This semester I chose to take a class at OU called Body Image vs. Reality because I am very interested in women’s issues. I have worked closely with middle school and high school girls. This past summer I worked as a counselor at the Oklahoma Baptist Girls Home. Many of the girls there struggled with self-esteem issues and trying to look “perfect.” As a young girl and cheerleader, I also struggled with these same things. One of my goals this summer was to encourage the girls to be comfortable with who they are. We constantly told the girls God created them just how they are for a specific purpose. That He made each one of us unique and we can be happy with ourselves just the way we are.
“For you created my inmost being; you knit me together in my mother’s womb. I praise you because I am fearfully and wonderfully made; your works are wonderful, I know that full well.” Psalm 139:13-14
I have a younger sister who is five in kindergarten. She always wants to wear a ton of make-up, especially hot pink lipstick, because she tells me it makes her pretty. At five she believes she has to wear make-up to feel pretty. My mom and I constantly try to tell her she is beautiful without make-up that she can wear a little if she likes it, but make-up is not what makes her pretty. Hopefully one day she will truly believe she is a beautiful person regardless of outward appearance.
Also being a journalism student, I love keeping up with the media – entertainment, broadcast news, newspapers and advertising. I LOVE ‘Gossip Girl’ and have recently fallen in love with the ‘Sisterhood of the Traveling Pants’ book series. Women are constantly being told how to look, act and feel. After taking History of Journalism last semester, I saw the huge impact the media and entertainment industry has – and I will one day have – on people. That power is amazing, but can also be very scary. It is also sad how many women have this idea that there is something wrong with the way they look because they don’t fit the standards on billboards or in magazines.
As a writer, I want to have a positive impact on young women. After reading a few essays in our book “Body Outlaws” I was very inspired. In a way I have been a body outlaw for several years now, I just wasn’t able to label myself as one until I read this book. (A body outlaw is someone who does not follow the status quo, but chooses to love themselves just the way they are) An outlaw is what I wanted to be for the girls this summer, it is what I want to be for my five year old sister already buying into these false ideas, and an outlaw is what I want to be for the girls and other people in the future that I am able to impact with my writing.
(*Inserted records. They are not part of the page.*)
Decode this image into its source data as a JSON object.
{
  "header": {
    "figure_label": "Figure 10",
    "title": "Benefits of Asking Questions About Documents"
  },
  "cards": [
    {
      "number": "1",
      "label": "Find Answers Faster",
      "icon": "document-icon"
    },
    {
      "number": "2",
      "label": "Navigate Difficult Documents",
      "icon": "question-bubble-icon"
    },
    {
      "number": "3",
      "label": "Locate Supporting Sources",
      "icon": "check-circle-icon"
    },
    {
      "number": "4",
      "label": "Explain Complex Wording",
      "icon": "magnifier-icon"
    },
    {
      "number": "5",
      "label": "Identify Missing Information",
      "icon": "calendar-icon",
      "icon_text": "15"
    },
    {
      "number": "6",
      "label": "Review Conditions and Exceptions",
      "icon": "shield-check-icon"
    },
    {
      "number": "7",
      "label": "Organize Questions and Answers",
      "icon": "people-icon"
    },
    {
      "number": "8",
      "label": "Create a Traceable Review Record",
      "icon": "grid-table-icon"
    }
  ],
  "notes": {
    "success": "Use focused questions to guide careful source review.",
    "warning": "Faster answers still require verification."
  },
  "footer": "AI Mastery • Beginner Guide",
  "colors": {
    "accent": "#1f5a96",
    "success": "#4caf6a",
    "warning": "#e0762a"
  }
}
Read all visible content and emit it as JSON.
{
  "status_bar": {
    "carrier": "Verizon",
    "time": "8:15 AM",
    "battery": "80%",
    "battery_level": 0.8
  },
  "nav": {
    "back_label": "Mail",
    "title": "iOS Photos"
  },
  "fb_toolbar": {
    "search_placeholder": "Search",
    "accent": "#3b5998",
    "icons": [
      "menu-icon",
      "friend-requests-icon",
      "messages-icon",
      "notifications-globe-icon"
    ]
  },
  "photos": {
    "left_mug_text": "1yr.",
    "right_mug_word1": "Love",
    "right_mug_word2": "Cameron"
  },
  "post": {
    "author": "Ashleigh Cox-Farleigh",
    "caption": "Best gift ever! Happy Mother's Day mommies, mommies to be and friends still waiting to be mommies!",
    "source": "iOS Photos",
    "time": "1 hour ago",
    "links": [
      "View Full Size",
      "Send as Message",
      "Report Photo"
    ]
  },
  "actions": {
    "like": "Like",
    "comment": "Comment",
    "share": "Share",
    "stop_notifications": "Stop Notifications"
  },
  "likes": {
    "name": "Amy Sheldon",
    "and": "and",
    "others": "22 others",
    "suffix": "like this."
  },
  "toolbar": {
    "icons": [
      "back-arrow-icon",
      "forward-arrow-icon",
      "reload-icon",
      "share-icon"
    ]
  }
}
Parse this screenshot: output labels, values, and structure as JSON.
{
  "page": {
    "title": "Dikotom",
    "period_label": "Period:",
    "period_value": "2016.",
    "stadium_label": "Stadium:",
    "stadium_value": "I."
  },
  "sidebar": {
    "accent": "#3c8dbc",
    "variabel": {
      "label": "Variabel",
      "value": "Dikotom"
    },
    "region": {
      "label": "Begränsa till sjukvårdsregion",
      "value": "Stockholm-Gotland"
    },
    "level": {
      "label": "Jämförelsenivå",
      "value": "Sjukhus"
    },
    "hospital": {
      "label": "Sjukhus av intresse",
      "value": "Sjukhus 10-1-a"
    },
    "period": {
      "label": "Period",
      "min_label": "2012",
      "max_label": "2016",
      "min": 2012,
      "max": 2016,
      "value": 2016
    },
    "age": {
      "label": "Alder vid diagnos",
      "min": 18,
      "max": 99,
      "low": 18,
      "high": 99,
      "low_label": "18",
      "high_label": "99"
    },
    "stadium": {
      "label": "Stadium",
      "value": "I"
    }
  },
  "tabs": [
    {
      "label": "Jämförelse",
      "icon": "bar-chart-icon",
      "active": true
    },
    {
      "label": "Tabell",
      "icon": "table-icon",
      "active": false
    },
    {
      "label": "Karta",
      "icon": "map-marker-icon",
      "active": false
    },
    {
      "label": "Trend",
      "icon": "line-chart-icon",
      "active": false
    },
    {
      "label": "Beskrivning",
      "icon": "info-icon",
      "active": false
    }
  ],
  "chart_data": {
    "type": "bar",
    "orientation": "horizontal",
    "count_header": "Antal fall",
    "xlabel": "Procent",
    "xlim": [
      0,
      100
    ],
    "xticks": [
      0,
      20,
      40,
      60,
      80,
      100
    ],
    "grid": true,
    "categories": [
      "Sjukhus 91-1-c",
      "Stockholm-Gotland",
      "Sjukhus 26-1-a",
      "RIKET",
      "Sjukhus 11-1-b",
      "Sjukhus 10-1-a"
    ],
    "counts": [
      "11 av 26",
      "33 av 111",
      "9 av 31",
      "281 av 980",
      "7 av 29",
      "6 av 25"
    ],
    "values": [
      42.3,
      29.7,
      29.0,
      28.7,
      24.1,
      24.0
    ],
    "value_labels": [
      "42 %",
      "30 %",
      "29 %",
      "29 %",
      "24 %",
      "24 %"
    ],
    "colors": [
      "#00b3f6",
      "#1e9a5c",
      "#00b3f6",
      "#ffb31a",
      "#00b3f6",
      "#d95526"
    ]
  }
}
I am comfortable with myself just the way I am, but it has taken a very long time to get to here. It is very liberating to realize you are allowed to be comfortable with yourself just the way you are.